EXERCISE DETAILS - Copy out each line of the material that includes the word "value".

GIVEN ENTRIES -
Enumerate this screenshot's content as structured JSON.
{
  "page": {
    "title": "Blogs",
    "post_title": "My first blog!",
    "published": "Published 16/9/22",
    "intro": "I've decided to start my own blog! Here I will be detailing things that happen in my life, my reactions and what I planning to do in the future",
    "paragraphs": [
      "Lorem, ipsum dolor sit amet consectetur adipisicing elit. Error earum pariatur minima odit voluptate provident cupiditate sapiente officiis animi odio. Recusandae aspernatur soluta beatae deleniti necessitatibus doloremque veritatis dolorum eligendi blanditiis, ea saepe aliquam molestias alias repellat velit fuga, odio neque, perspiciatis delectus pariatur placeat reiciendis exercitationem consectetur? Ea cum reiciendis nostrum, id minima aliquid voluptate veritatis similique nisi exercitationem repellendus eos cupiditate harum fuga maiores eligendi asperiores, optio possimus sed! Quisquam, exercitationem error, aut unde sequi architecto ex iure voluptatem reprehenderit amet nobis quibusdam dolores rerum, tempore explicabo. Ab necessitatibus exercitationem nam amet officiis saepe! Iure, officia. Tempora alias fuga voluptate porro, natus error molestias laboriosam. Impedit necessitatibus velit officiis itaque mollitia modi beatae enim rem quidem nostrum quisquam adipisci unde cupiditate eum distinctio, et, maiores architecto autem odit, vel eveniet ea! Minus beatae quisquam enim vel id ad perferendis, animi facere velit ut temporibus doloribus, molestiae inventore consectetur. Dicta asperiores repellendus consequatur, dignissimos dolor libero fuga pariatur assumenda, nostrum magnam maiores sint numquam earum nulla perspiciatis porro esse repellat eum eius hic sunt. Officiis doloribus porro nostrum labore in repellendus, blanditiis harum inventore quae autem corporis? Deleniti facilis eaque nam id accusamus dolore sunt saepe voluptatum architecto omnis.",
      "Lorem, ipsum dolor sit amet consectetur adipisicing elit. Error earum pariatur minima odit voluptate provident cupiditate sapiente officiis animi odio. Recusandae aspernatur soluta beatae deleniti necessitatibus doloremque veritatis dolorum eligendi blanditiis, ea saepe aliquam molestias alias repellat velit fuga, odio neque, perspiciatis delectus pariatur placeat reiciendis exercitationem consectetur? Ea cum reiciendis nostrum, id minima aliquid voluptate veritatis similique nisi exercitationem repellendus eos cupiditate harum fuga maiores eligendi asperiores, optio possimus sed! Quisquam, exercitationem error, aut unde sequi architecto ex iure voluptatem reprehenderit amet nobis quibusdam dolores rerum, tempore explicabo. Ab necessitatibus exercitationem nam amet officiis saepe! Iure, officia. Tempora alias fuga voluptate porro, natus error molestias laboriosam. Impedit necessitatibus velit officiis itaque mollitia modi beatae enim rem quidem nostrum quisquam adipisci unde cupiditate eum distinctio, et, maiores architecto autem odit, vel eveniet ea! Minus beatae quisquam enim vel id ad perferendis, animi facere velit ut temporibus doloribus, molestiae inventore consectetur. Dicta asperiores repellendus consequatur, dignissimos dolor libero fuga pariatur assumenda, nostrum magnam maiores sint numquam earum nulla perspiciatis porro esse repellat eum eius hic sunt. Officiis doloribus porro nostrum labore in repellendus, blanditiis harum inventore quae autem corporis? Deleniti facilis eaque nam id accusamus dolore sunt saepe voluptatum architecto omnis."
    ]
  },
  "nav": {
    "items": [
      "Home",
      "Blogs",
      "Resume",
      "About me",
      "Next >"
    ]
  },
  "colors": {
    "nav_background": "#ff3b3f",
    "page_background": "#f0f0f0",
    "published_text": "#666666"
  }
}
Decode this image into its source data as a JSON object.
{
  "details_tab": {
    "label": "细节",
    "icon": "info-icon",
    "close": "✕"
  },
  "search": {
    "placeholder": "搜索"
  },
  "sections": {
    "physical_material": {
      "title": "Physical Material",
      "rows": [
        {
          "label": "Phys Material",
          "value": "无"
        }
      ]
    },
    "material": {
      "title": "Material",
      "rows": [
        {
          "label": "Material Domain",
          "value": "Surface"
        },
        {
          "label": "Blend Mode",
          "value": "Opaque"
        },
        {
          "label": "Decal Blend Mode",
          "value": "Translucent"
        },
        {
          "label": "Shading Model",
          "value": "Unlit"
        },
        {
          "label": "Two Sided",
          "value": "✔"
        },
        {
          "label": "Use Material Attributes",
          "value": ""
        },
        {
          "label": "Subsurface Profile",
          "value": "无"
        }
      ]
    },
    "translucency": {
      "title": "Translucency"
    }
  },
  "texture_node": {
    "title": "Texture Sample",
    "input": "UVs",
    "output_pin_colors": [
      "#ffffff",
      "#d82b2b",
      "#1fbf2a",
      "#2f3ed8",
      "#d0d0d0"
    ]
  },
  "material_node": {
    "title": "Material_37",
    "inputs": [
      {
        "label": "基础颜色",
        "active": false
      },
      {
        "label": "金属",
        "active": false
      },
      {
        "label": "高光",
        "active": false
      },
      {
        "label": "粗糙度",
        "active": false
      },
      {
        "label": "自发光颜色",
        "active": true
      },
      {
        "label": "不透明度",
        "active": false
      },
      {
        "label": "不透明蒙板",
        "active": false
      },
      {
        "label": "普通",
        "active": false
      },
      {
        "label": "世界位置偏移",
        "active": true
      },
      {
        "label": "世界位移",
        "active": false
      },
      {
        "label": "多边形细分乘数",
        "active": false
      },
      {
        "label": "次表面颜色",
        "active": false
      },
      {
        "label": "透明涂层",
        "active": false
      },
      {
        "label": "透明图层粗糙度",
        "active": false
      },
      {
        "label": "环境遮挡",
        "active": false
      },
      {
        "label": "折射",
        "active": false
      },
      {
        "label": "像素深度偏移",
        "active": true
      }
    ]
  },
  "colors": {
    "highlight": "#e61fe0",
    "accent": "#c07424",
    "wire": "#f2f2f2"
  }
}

ANSWER BOX -
          "value": "无"
          "value": "Surface"
          "value": "Opaque"
          "value": "Translucent"
          "value": "Unlit"
          "value": "✔"
          "value": ""
          "value": "无"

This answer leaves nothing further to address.